▶ WHAT YOU ARE ASKED TO DO
The full listing below should be returned without a single change.
━━━━━━
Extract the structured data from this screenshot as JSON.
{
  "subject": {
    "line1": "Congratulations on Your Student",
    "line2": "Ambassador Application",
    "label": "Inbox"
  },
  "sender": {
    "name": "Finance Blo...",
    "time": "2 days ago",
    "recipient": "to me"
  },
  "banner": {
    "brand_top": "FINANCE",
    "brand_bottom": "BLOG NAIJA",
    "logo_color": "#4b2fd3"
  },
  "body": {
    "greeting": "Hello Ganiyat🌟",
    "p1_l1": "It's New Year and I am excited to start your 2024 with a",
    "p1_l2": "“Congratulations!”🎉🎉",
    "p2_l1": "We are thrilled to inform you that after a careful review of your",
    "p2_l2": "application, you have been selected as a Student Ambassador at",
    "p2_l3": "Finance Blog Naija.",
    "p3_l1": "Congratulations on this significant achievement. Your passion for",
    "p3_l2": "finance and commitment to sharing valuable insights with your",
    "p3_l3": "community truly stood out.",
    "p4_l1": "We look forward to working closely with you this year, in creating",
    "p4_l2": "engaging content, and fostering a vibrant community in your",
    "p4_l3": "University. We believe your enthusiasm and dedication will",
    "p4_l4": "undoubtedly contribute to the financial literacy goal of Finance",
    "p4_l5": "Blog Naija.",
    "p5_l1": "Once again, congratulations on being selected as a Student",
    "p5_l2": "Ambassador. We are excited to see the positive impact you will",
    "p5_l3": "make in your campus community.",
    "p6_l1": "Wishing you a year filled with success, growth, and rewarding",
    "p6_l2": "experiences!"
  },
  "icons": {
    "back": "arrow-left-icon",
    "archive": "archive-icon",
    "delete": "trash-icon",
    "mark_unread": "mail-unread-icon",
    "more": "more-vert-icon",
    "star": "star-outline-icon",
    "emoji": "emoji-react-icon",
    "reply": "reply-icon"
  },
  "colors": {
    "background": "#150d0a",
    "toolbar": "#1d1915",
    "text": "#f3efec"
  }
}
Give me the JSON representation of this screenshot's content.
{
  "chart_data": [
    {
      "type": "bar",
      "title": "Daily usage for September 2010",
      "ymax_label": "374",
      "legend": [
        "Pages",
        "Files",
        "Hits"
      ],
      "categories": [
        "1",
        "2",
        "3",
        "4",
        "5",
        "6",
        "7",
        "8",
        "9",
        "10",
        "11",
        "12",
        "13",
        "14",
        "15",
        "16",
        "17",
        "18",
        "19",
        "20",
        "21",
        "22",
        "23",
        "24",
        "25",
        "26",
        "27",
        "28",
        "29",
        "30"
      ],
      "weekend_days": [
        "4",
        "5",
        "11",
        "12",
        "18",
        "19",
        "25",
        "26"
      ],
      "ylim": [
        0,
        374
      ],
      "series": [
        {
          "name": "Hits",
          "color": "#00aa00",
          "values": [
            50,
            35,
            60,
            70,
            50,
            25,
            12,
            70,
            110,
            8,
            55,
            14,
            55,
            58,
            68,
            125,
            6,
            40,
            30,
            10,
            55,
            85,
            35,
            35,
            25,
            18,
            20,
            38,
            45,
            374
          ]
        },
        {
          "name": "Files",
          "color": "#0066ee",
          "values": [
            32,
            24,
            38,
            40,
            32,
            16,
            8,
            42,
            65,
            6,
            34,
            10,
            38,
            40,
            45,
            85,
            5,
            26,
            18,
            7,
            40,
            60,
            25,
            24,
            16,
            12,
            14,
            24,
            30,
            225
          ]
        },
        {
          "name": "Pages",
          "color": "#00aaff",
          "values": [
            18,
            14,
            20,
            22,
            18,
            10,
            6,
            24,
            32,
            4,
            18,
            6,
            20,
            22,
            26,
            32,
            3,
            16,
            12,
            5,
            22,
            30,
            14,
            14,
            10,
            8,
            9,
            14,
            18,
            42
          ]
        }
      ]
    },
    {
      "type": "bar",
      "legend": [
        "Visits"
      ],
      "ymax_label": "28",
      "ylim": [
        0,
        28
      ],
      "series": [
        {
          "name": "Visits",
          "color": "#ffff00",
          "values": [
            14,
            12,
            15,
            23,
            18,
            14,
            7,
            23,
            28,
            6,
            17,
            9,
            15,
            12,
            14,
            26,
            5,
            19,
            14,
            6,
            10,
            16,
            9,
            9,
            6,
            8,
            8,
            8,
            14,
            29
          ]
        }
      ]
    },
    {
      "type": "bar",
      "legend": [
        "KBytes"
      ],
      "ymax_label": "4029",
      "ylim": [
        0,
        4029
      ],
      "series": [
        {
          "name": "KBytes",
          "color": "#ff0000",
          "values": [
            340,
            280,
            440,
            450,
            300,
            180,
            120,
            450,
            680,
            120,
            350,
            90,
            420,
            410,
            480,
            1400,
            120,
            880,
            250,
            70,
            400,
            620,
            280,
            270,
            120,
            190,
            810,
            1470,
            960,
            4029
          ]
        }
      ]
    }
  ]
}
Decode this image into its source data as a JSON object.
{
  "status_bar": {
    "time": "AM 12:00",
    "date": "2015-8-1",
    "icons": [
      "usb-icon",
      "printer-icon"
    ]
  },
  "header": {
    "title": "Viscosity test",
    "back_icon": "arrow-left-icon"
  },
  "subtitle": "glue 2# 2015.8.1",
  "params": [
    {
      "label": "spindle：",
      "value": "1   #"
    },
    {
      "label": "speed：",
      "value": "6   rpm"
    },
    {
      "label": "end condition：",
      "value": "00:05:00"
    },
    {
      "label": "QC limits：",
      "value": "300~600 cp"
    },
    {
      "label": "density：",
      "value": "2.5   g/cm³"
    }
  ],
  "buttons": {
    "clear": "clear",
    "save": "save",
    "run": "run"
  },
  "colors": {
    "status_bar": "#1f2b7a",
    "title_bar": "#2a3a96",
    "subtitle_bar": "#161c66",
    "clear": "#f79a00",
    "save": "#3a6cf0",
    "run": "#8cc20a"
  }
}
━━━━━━
▶ RESPONSE
Extract the structured data from this screenshot as JSON.
{
  "subject": {
    "line1": "Congratulations on Your Student",
    "line2": "Ambassador Application",
    "label": "Inbox"
  },
  "sender": {
    "name": "Finance Blo...",
    "time": "2 days ago",
    "recipient": "to me"
  },
  "banner": {
    "brand_top": "FINANCE",
    "brand_bottom": "BLOG NAIJA",
    "logo_color": "#4b2fd3"
  },
  "body": {
    "greeting": "Hello Ganiyat🌟",
    "p1_l1": "It's New Year and I am excited to start your 2024 with a",
    "p1_l2": "“Congratulations!”🎉🎉",
    "p2_l1": "We are thrilled to inform you that after a careful review of your",
    "p2_l2": "application, you have been selected as a Student Ambassador at",
    "p2_l3": "Finance Blog Naija.",
    "p3_l1": "Congratulations on this significant achievement. Your passion for",
    "p3_l2": "finance and commitment to sharing valuable insights with your",
    "p3_l3": "community truly stood out.",
    "p4_l1": "We look forward to working closely with you this year, in creating",
    "p4_l2": "engaging content, and fostering a vibrant community in your",
    "p4_l3": "University. We believe your enthusiasm and dedication will",
    "p4_l4": "undoubtedly contribute to the financial literacy goal of Finance",
    "p4_l5": "Blog Naija.",
    "p5_l1": "Once again, congratulations on being selected as a Student",
    "p5_l2": "Ambassador. We are excited to see the positive impact you will",
    "p5_l3": "make in your campus community.",
    "p6_l1": "Wishing you a year filled with success, growth, and rewarding",
    "p6_l2": "experiences!"
  },
  "icons": {
    "back": "arrow-left-icon",
    "archive": "archive-icon",
    "delete": "trash-icon",
    "mark_unread": "mail-unread-icon",
    "more": "more-vert-icon",
    "star": "star-outline-icon",
    "emoji": "emoji-react-icon",
    "reply": "reply-icon"
  },
  "colors": {
    "background": "#150d0a",
    "toolbar": "#1d1915",
    "text": "#f3efec"
  }
}
Give me the JSON representation of this screenshot's content.
{
  "chart_data": [
    {
      "type": "bar",
      "title": "Daily usage for September 2010",
      "ymax_label": "374",
      "legend": [
        "Pages",
        "Files",
        "Hits"
      ],
      "categories": [
        "1",
        "2",
        "3",
        "4",
        "5",
        "6",
        "7",
        "8",
        "9",
        "10",
        "11",
        "12",
        "13",
        "14",
        "15",
        "16",
        "17",
        "18",
        "19",
        "20",
        "21",
        "22",
        "23",
        "24",
        "25",
        "26",
        "27",
        "28",
        "29",
        "30"
      ],
      "weekend_days": [
        "4",
        "5",
        "11",
        "12",
        "18",
        "19",
        "25",
        "26"
      ],
      "ylim": [
        0,
        374
      ],
      "series": [
        {
          "name": "Hits",
          "color": "#00aa00",
          "values": [
            50,
            35,
            60,
            70,
            50,
            25,
            12,
            70,
            110,
            8,
            55,
            14,
            55,
            58,
            68,
            125,
            6,
            40,
            30,
            10,
            55,
            85,
            35,
            35,
            25,
            18,
            20,
            38,
            45,
            374
          ]
        },
        {
          "name": "Files",
          "color": "#0066ee",
          "values": [
            32,
            24,
            38,
            40,
            32,
            16,
            8,
            42,
            65,
            6,
            34,
            10,
            38,
            40,
            45,
            85,
            5,
            26,
            18,
            7,
            40,
            60,
            25,
            24,
            16,
            12,
            14,
            24,
            30,
            225
          ]
        },
        {
          "name": "Pages",
          "color": "#00aaff",
          "values": [
            18,
            14,
            20,
            22,
            18,
            10,
            6,
            24,
            32,
            4,
            18,
            6,
            20,
            22,
            26,
            32,
            3,
            16,
            12,
            5,
            22,
            30,
            14,
            14,
            10,
            8,
            9,
            14,
            18,
            42
          ]
        }
      ]
    },
    {
      "type": "bar",
      "legend": [
        "Visits"
      ],
      "ymax_label": "28",
      "ylim": [
        0,
        28
      ],
      "series": [
        {
          "name": "Visits",
          "color": "#ffff00",
          "values": [
            14,
            12,
            15,
            23,
            18,
            14,
            7,
            23,
            28,
            6,
            17,
            9,
            15,
            12,
            14,
            26,
            5,
            19,
            14,
            6,
            10,
            16,
            9,
            9,
            6,
            8,
            8,
            8,
            14,
            29
          ]
        }
      ]
    },
    {
      "type": "bar",
      "legend": [
        "KBytes"
      ],
      "ymax_label": "4029",
      "ylim": [
        0,
        4029
      ],
      "series": [
        {
          "name": "KBytes",
          "color": "#ff0000",
          "values": [
            340,
            280,
            440,
            450,
            300,
            180,
            120,
            450,
            680,
            120,
            350,
            90,
            420,
            410,
            480,
            1400,
            120,
            880,
            250,
            70,
            400,
            620,
            280,
            270,
            120,
            190,
            810,
            1470,
            960,
            4029
          ]
        }
      ]
    }
  ]
}
Decode this image into its source data as a JSON object.
{
  "status_bar": {
    "time": "AM 12:00",
    "date": "2015-8-1",
    "icons": [
      "usb-icon",
      "printer-icon"
    ]
  },
  "header": {
    "title": "Viscosity test",
    "back_icon": "arrow-left-icon"
  },
  "subtitle": "glue 2# 2015.8.1",
  "params": [
    {
      "label": "spindle：",
      "value": "1   #"
    },
    {
      "label": "speed：",
      "value": "6   rpm"
    },
    {
      "label": "end condition：",
      "value": "00:05:00"
    },
    {
      "label": "QC limits：",
      "value": "300~600 cp"
    },
    {
      "label": "density：",
      "value": "2.5   g/cm³"
    }
  ],
  "buttons": {
    "clear": "clear",
    "save": "save",
    "run": "run"
  },
  "colors": {
    "status_bar": "#1f2b7a",
    "title_bar": "#2a3a96",
    "subtitle_bar": "#161c66",
    "clear": "#f79a00",
    "save": "#3a6cf0",
    "run": "#8cc20a"
  }
}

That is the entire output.